* Your task
The answer is a number and only a number: how many lines of the data include the string "preview"?

* Exercise materials
......
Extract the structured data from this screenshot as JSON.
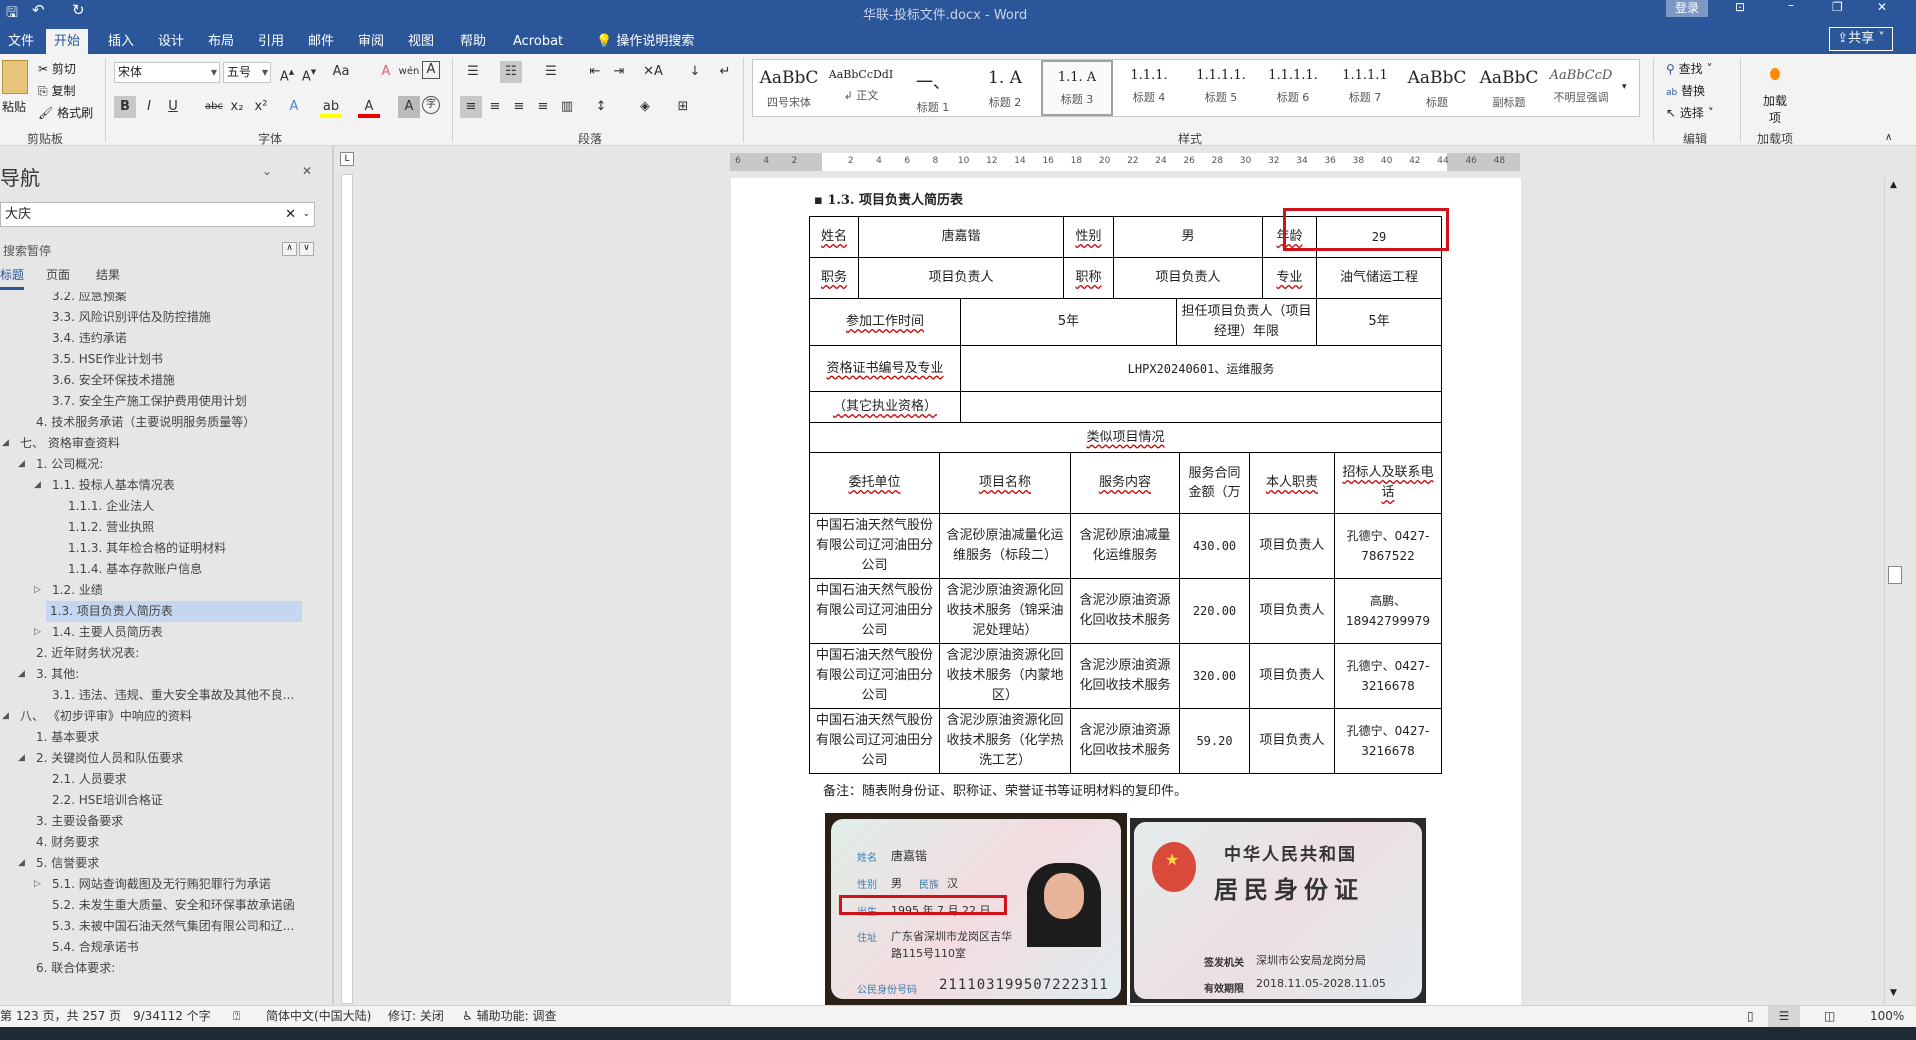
{
  "window": {
    "title": "华联-投标文件.docx - Word",
    "login": "登录",
    "share": "共享"
  },
  "tabs": [
    "文件",
    "开始",
    "插入",
    "设计",
    "布局",
    "引用",
    "邮件",
    "审阅",
    "视图",
    "帮助",
    "Acrobat"
  ],
  "active_tab": "开始",
  "tell_me": "操作说明搜索",
  "ribbon": {
    "clipboard": {
      "paste": "粘贴",
      "cut": "剪切",
      "copy": "复制",
      "format_painter": "格式刷",
      "label": "剪贴板"
    },
    "font": {
      "font_name": "宋体",
      "font_size": "五号",
      "label": "字体"
    },
    "paragraph": {
      "label": "段落"
    },
    "styles": {
      "label": "样式",
      "items": [
        {
          "preview": "AaBbC",
          "name": "四号宋体"
        },
        {
          "preview": "AaBbCcDdI",
          "name": "↲ 正文"
        },
        {
          "preview": "一、",
          "name": "标题 1"
        },
        {
          "preview": "1.  A",
          "name": "标题 2"
        },
        {
          "preview": "1.1.  A",
          "name": "标题 3",
          "selected": true
        },
        {
          "preview": "1.1.1.",
          "name": "标题 4"
        },
        {
          "preview": "1.1.1.1.",
          "name": "标题 5"
        },
        {
          "preview": "1.1.1.1.",
          "name": "标题 6"
        },
        {
          "preview": "1.1.1.1",
          "name": "标题 7"
        },
        {
          "preview": "AaBbC",
          "name": "标题"
        },
        {
          "preview": "AaBbC",
          "name": "副标题"
        },
        {
          "preview": "AaBbCcD",
          "name": "不明显强调"
        }
      ]
    },
    "editing": {
      "find": "查找",
      "replace": "替换",
      "select": "选择",
      "label": "编辑"
    },
    "addins": {
      "button": "加载项",
      "label": "加载项"
    }
  },
  "nav": {
    "title": "导航",
    "search_value": "大庆",
    "status": "搜索暂停",
    "tabs": [
      "标题",
      "页面",
      "结果"
    ],
    "active_tab": "标题",
    "items": [
      {
        "level": 2,
        "text": "3.2. 应急预案",
        "toggle": ""
      },
      {
        "level": 2,
        "text": "3.3. 风险识别评估及防控措施",
        "toggle": ""
      },
      {
        "level": 2,
        "text": "3.4. 违约承诺",
        "toggle": ""
      },
      {
        "level": 2,
        "text": "3.5. HSE作业计划书",
        "toggle": ""
      },
      {
        "level": 2,
        "text": "3.6. 安全环保技术措施",
        "toggle": ""
      },
      {
        "level": 2,
        "text": "3.7. 安全生产施工保护费用使用计划",
        "toggle": ""
      },
      {
        "level": 1,
        "text": "4. 技术服务承诺（主要说明服务质量等）",
        "toggle": ""
      },
      {
        "level": 0,
        "text": "七、 资格审查资料",
        "toggle": "◢"
      },
      {
        "level": 1,
        "text": "1. 公司概况:",
        "toggle": "◢"
      },
      {
        "level": 2,
        "text": "1.1. 投标人基本情况表",
        "toggle": "◢"
      },
      {
        "level": 3,
        "text": "1.1.1. 企业法人",
        "toggle": ""
      },
      {
        "level": 3,
        "text": "1.1.2. 营业执照",
        "toggle": ""
      },
      {
        "level": 3,
        "text": "1.1.3. 其年检合格的证明材料",
        "toggle": ""
      },
      {
        "level": 3,
        "text": "1.1.4. 基本存款账户信息",
        "toggle": ""
      },
      {
        "level": 2,
        "text": "1.2. 业绩",
        "toggle": "▷"
      },
      {
        "level": 2,
        "text": "1.3. 项目负责人简历表",
        "toggle": "",
        "selected": true
      },
      {
        "level": 2,
        "text": "1.4. 主要人员简历表",
        "toggle": "▷"
      },
      {
        "level": 1,
        "text": "2. 近年财务状况表:",
        "toggle": ""
      },
      {
        "level": 1,
        "text": "3. 其他:",
        "toggle": "◢"
      },
      {
        "level": 2,
        "text": "3.1. 违法、违规、重大安全事故及其他不良...",
        "toggle": ""
      },
      {
        "level": 0,
        "text": "八、 《初步评审》中响应的资料",
        "toggle": "◢"
      },
      {
        "level": 1,
        "text": "1. 基本要求",
        "toggle": ""
      },
      {
        "level": 1,
        "text": "2. 关键岗位人员和队伍要求",
        "toggle": "◢"
      },
      {
        "level": 2,
        "text": "2.1. 人员要求",
        "toggle": ""
      },
      {
        "level": 2,
        "text": "2.2. HSE培训合格证",
        "toggle": ""
      },
      {
        "level": 1,
        "text": "3. 主要设备要求",
        "toggle": ""
      },
      {
        "level": 1,
        "text": "4. 财务要求",
        "toggle": ""
      },
      {
        "level": 1,
        "text": "5. 信誉要求",
        "toggle": "◢"
      },
      {
        "level": 2,
        "text": "5.1. 网站查询截图及无行贿犯罪行为承诺",
        "toggle": "▷"
      },
      {
        "level": 2,
        "text": "5.2. 未发生重大质量、安全和环保事故承诺函",
        "toggle": ""
      },
      {
        "level": 2,
        "text": "5.3. 未被中国石油天然气集团有限公司和辽...",
        "toggle": ""
      },
      {
        "level": 2,
        "text": "5.4. 合规承诺书",
        "toggle": ""
      },
      {
        "level": 1,
        "text": "6. 联合体要求:",
        "toggle": ""
      }
    ]
  },
  "ruler": [
    "6",
    "4",
    "2",
    "",
    "2",
    "4",
    "6",
    "8",
    "10",
    "12",
    "14",
    "16",
    "18",
    "20",
    "22",
    "24",
    "26",
    "28",
    "30",
    "32",
    "34",
    "36",
    "38",
    "40",
    "42",
    "44",
    "46",
    "48"
  ],
  "doc": {
    "heading": "1.3. 项目负责人简历表",
    "r1": {
      "name_l": "姓名",
      "name": "唐嘉锴",
      "sex_l": "性别",
      "sex": "男",
      "age_l": "年龄",
      "age": "29"
    },
    "r2": {
      "duty_l": "职务",
      "duty": "项目负责人",
      "title_l": "职称",
      "title": "项目负责人",
      "major_l": "专业",
      "major": "油气储运工程"
    },
    "r3": {
      "work_l": "参加工作时间",
      "work": "5年",
      "pm_l": "担任项目负责人（项目经理）年限",
      "pm": "5年"
    },
    "r4": {
      "cert_l": "资格证书编号及专业",
      "cert": "LHPX20240601、运维服务"
    },
    "r5": {
      "other_l": "（其它执业资格）",
      "other": ""
    },
    "section": "类似项目情况",
    "headers": [
      "委托单位",
      "项目名称",
      "服务内容",
      "服务合同金额（万",
      "本人职责",
      "招标人及联系电话"
    ],
    "rows": [
      [
        "中国石油天然气股份有限公司辽河油田分公司",
        "含泥砂原油减量化运维服务（标段二）",
        "含泥砂原油减量化运维服务",
        "430.00",
        "项目负责人",
        "孔德宁、0427-7867522"
      ],
      [
        "中国石油天然气股份有限公司辽河油田分公司",
        "含泥沙原油资源化回收技术服务（锦采油泥处理站）",
        "含泥沙原油资源化回收技术服务",
        "220.00",
        "项目负责人",
        "高鹏、18942799979"
      ],
      [
        "中国石油天然气股份有限公司辽河油田分公司",
        "含泥沙原油资源化回收技术服务（内蒙地区）",
        "含泥沙原油资源化回收技术服务",
        "320.00",
        "项目负责人",
        "孔德宁、0427-3216678"
      ],
      [
        "中国石油天然气股份有限公司辽河油田分公司",
        "含泥沙原油资源化回收技术服务（化学热洗工艺）",
        "含泥沙原油资源化回收技术服务",
        "59.20",
        "项目负责人",
        "孔德宁、0427-3216678"
      ]
    ],
    "note": "备注：随表附身份证、职称证、荣誉证书等证明材料的复印件。",
    "id_front": {
      "name_l": "姓名",
      "name": "唐嘉锴",
      "sex_l": "性别",
      "sex": "男",
      "eth_l": "民族",
      "eth": "汉",
      "birth_l": "出生",
      "birth": "1995 年 7 月 22 日",
      "addr_l": "住址",
      "addr1": "广东省深圳市龙岗区吉华",
      "addr2": "路115号110室",
      "id_l": "公民身份号码",
      "id": "211103199507222311"
    },
    "id_back": {
      "country": "中华人民共和国",
      "card": "居民身份证",
      "auth_l": "签发机关",
      "auth": "深圳市公安局龙岗分局",
      "valid_l": "有效期限",
      "valid": "2018.11.05-2028.11.05"
    },
    "highlight_color": "#d0121b"
  },
  "status": {
    "page": "第 123 页，共 257 页",
    "words": "9/34112 个字",
    "lang": "简体中文(中国大陆)",
    "track": "修订: 关闭",
    "access": "辅助功能: 调查",
    "zoom": "100%"
  }
}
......
* Written answer
12